Dataset entries
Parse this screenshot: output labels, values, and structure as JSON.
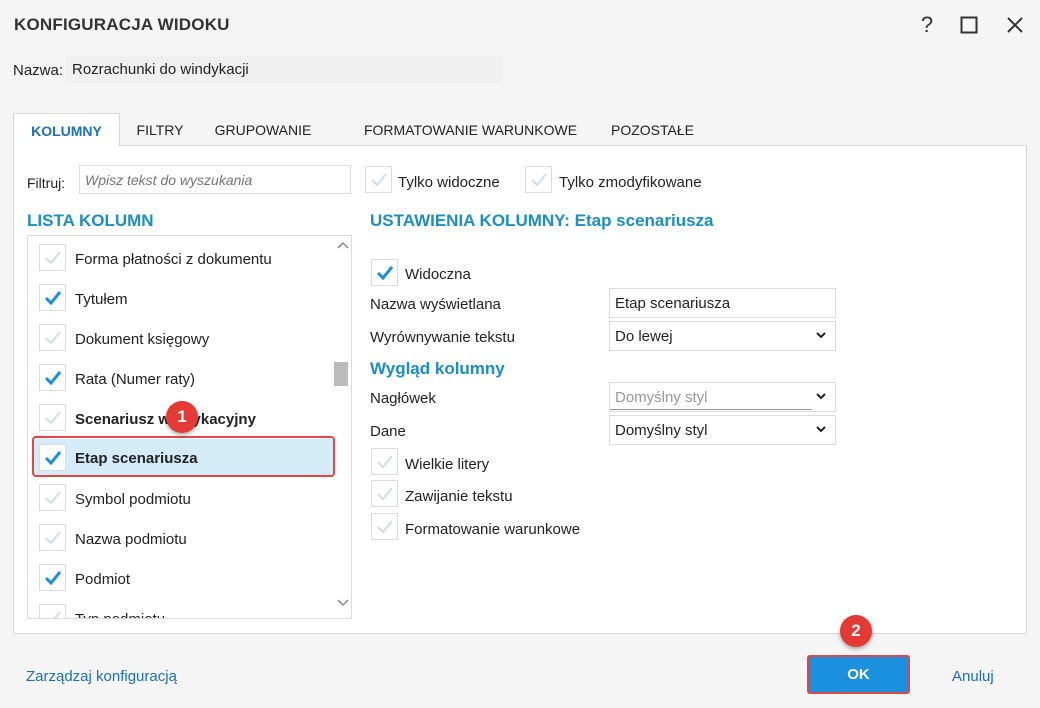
{
  "window": {
    "title": "KONFIGURACJA WIDOKU",
    "help_glyph": "?",
    "icons": [
      "help-icon",
      "maximize-icon",
      "close-icon"
    ]
  },
  "name": {
    "label": "Nazwa:",
    "value": "Rozrachunki do windykacji"
  },
  "tabs": [
    {
      "label": "KOLUMNY",
      "active": true
    },
    {
      "label": "FILTRY",
      "active": false
    },
    {
      "label": "GRUPOWANIE",
      "active": false
    },
    {
      "label": "FORMATOWANIE WARUNKOWE",
      "active": false
    },
    {
      "label": "POZOSTAŁE",
      "active": false
    }
  ],
  "filter": {
    "label": "Filtruj:",
    "placeholder": "Wpisz tekst do wyszukania",
    "only_visible": "Tylko widoczne",
    "only_modified": "Tylko zmodyfikowane"
  },
  "columns_list": {
    "title": "LISTA KOLUMN",
    "items": [
      {
        "label": "Forma płatności z dokumentu",
        "checked": false
      },
      {
        "label": "Tytułem",
        "checked": true
      },
      {
        "label": "Dokument księgowy",
        "checked": false
      },
      {
        "label": "Rata (Numer raty)",
        "checked": true
      },
      {
        "label": "Scenariusz windykacyjny",
        "checked": false,
        "bold": true
      },
      {
        "label": "Etap scenariusza",
        "checked": true,
        "bold": true,
        "selected": true
      },
      {
        "label": "Symbol podmiotu",
        "checked": false
      },
      {
        "label": "Nazwa podmiotu",
        "checked": false
      },
      {
        "label": "Podmiot",
        "checked": true
      },
      {
        "label": "Typ podmiotu",
        "checked": false
      }
    ]
  },
  "settings": {
    "title": "USTAWIENIA KOLUMNY: Etap scenariusza",
    "visible_label": "Widoczna",
    "display_name_label": "Nazwa wyświetlana",
    "display_name_value": "Etap scenariusza",
    "alignment_label": "Wyrównywanie tekstu",
    "alignment_value": "Do lewej",
    "appearance_title": "Wygląd kolumny",
    "header_label": "Nagłówek",
    "header_value": "Domyślny styl",
    "data_label": "Dane",
    "data_value": "Domyślny styl",
    "uppercase_label": "Wielkie litery",
    "wrap_label": "Zawijanie tekstu",
    "conditional_label": "Formatowanie warunkowe"
  },
  "annotations": {
    "badge1": "1",
    "badge2": "2"
  },
  "footer": {
    "manage": "Zarządzaj konfiguracją",
    "ok": "OK",
    "cancel": "Anuluj"
  },
  "colors": {
    "accent": "#1a90de",
    "section_title": "#1a8fc0",
    "highlight": "#e04646",
    "selected_row": "#d4ecf8",
    "badge": "#e53935"
  }
}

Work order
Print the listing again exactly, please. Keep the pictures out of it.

Written solution
Parse this screenshot: output labels, values, and structure as JSON.
{
  "window": {
    "title": "KONFIGURACJA WIDOKU",
    "help_glyph": "?",
    "icons": [
      "help-icon",
      "maximize-icon",
      "close-icon"
    ]
  },
  "name": {
    "label": "Nazwa:",
    "value": "Rozrachunki do windykacji"
  },
  "tabs": [
    {
      "label": "KOLUMNY",
      "active": true
    },
    {
      "label": "FILTRY",
      "active": false
    },
    {
      "label": "GRUPOWANIE",
      "active": false
    },
    {
      "label": "FORMATOWANIE WARUNKOWE",
      "active": false
    },
    {
      "label": "POZOSTAŁE",
      "active": false
    }
  ],
  "filter": {
    "label": "Filtruj:",
    "placeholder": "Wpisz tekst do wyszukania",
    "only_visible": "Tylko widoczne",
    "only_modified": "Tylko zmodyfikowane"
  },
  "columns_list": {
    "title": "LISTA KOLUMN",
    "items": [
      {
        "label": "Forma płatności z dokumentu",
        "checked": false
      },
      {
        "label": "Tytułem",
        "checked": true
      },
      {
        "label": "Dokument księgowy",
        "checked": false
      },
      {
        "label": "Rata (Numer raty)",
        "checked": true
      },
      {
        "label": "Scenariusz windykacyjny",
        "checked": false,
        "bold": true
      },
      {
        "label": "Etap scenariusza",
        "checked": true,
        "bold": true,
        "selected": true
      },
      {
        "label": "Symbol podmiotu",
        "checked": false
      },
      {
        "label": "Nazwa podmiotu",
        "checked": false
      },
      {
        "label": "Podmiot",
        "checked": true
      },
      {
        "label": "Typ podmiotu",
        "checked": false
      }
    ]
  },
  "settings": {
    "title": "USTAWIENIA KOLUMNY: Etap scenariusza",
    "visible_label": "Widoczna",
    "display_name_label": "Nazwa wyświetlana",
    "display_name_value": "Etap scenariusza",
    "alignment_label": "Wyrównywanie tekstu",
    "alignment_value": "Do lewej",
    "appearance_title": "Wygląd kolumny",
    "header_label": "Nagłówek",
    "header_value": "Domyślny styl",
    "data_label": "Dane",
    "data_value": "Domyślny styl",
    "uppercase_label": "Wielkie litery",
    "wrap_label": "Zawijanie tekstu",
    "conditional_label": "Formatowanie warunkowe"
  },
  "annotations": {
    "badge1": "1",
    "badge2": "2"
  },
  "footer": {
    "manage": "Zarządzaj konfiguracją",
    "ok": "OK",
    "cancel": "Anuluj"
  },
  "colors": {
    "accent": "#1a90de",
    "section_title": "#1a8fc0",
    "highlight": "#e04646",
    "selected_row": "#d4ecf8",
    "badge": "#e53935"
  }
}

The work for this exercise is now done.